Exercise objective. When the string "value" is part of a line below, that line should be copied.

──────────

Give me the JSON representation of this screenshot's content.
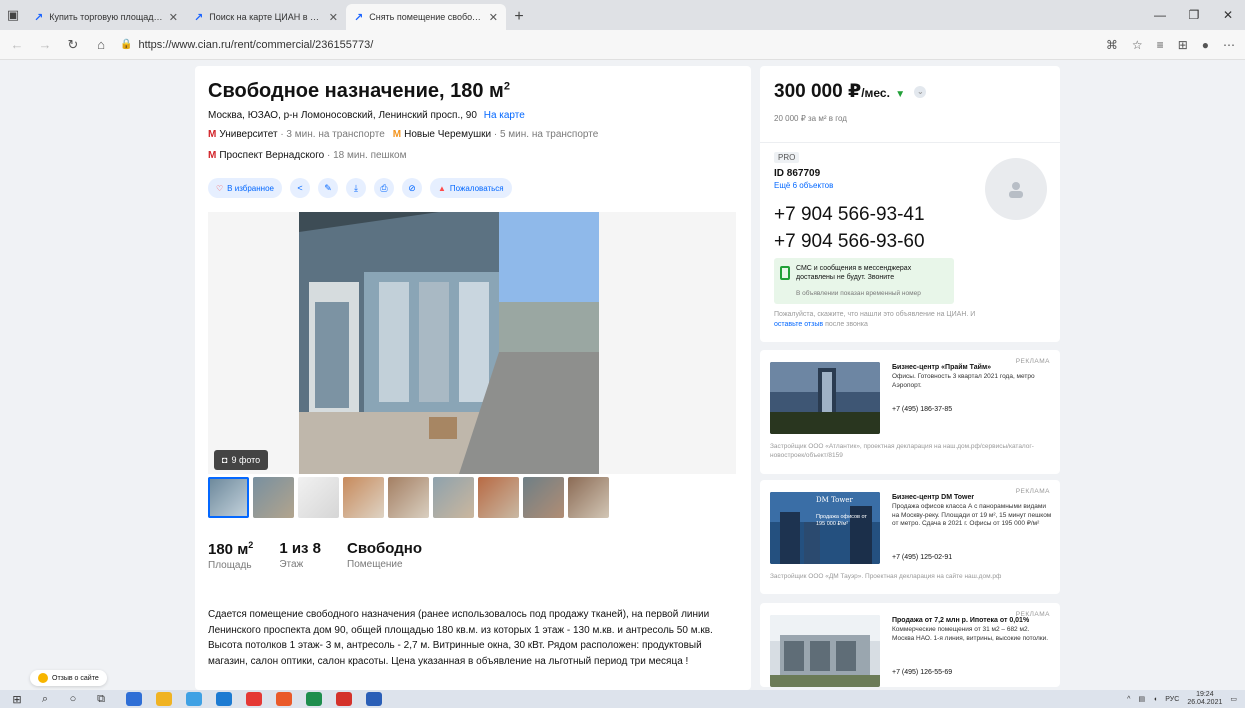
{
  "browser": {
    "tabs": [
      {
        "title": "Купить торговую площадь по",
        "active": false
      },
      {
        "title": "Поиск на карте ЦИАН в Моск",
        "active": false
      },
      {
        "title": "Снять помещение свободного",
        "active": true
      }
    ],
    "url_prefix": "https://",
    "url_domain": "www.cian.ru",
    "url_path": "/rent/commercial/236155773/"
  },
  "listing": {
    "title": "Свободное назначение, 180 м",
    "title_sup": "2",
    "address": "Москва, ЮЗАО, р-н Ломоносовский, Ленинский просп., 90",
    "map_link": "На карте",
    "metro": [
      {
        "name": "Университет",
        "dist": "· 3 мин. на транспорте"
      },
      {
        "name": "Новые Черемушки",
        "dist": "· 5 мин. на транспорте"
      },
      {
        "name": "Проспект Вернадского",
        "dist": "· 18 мин. пешком"
      }
    ],
    "actions": {
      "favorite": "В избранное",
      "complain": "Пожаловаться"
    },
    "photo_count": "9 фото",
    "stats": [
      {
        "value": "180 м",
        "sup": "2",
        "label": "Площадь"
      },
      {
        "value": "1 из 8",
        "sup": "",
        "label": "Этаж"
      },
      {
        "value": "Свободно",
        "sup": "",
        "label": "Помещение"
      }
    ],
    "description": "Сдается помещение свободного назначения (ранее использовалось под продажу тканей), на первой линии Ленинского проспекта дом 90, общей площадью 180 кв.м. из которых 1 этаж - 130 м.кв. и антресоль 50 м.кв. Высота потолков 1 этаж- 3 м, антресоль - 2,7 м. Витринные окна, 30 кВт. Рядом расположен: продуктовый магазин, салон оптики, салон красоты. Цена указанная в объявление на льготный период три месяца !"
  },
  "sidebar": {
    "price": "300 000 ₽",
    "price_per": "/мес.",
    "price_sqm": "20 000 ₽ за м² в год",
    "pro_badge": "PRO",
    "agent_id": "ID 867709",
    "agent_more": "Ещё 6 объектов",
    "phones": [
      "+7 904 566-93-41",
      "+7 904 566-93-60"
    ],
    "sms_text": "СМС и сообщения в мессенджерах доставлены не будут. Звоните",
    "sms_note": "В объявлении показан временный номер",
    "note_text": "Пожалуйста, скажите, что нашли это объявление на ЦИАН. И",
    "note_link": "оставьте отзыв",
    "note_tail": "после звонка"
  },
  "ads": [
    {
      "label": "РЕКЛАМА",
      "title": "Бизнес-центр «Прайм Тайм»",
      "text": "Офисы. Готовность 3 квартал 2021 года, метро Аэропорт.",
      "phone": "+7 (495) 186-37-85",
      "footer": "Застройщик ООО «Атлантик», проектная декларация на наш.дом.рф/сервисы/каталог-новостроек/объект/8159"
    },
    {
      "label": "РЕКЛАМА",
      "title": "Бизнес-центр DM Tower",
      "text": "Продажа офисов класса А с панорамными видами на Москву-реку. Площади от 19 м², 15 минут пешком от метро. Сдача в 2021 г. Офисы от 195 000 ₽/м²",
      "phone": "+7 (495) 125-02-91",
      "footer": "Застройщик ООО «ДМ Тауэр». Проектная декларация на сайте наш.дом.рф",
      "img_brand": "DM Tower",
      "img_caption": "Продажа офисов от 195 000 ₽/м²"
    },
    {
      "label": "РЕКЛАМА",
      "title": "Продажа от 7,2 млн р. Ипотека от 0,01%",
      "text": "Коммерческие помещения от 31 м2 – 682 м2. Москва НАО. 1-я линия, витрины, высокие потолки.",
      "phone": "+7 (495) 126-55-69",
      "footer": ""
    }
  ],
  "feedback": "Отзыв о сайте",
  "taskbar": {
    "lang": "РУС",
    "time": "19:24",
    "date": "26.04.2021"
  },
  "colors": {
    "accent": "#0468ff",
    "metro_red": "#d2242a",
    "metro_orange": "#f3941e",
    "green": "#21a038"
  }
}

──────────

Response to the task.
        "value": "180 м",
        "value": "1 из 8",
        "value": "Свободно",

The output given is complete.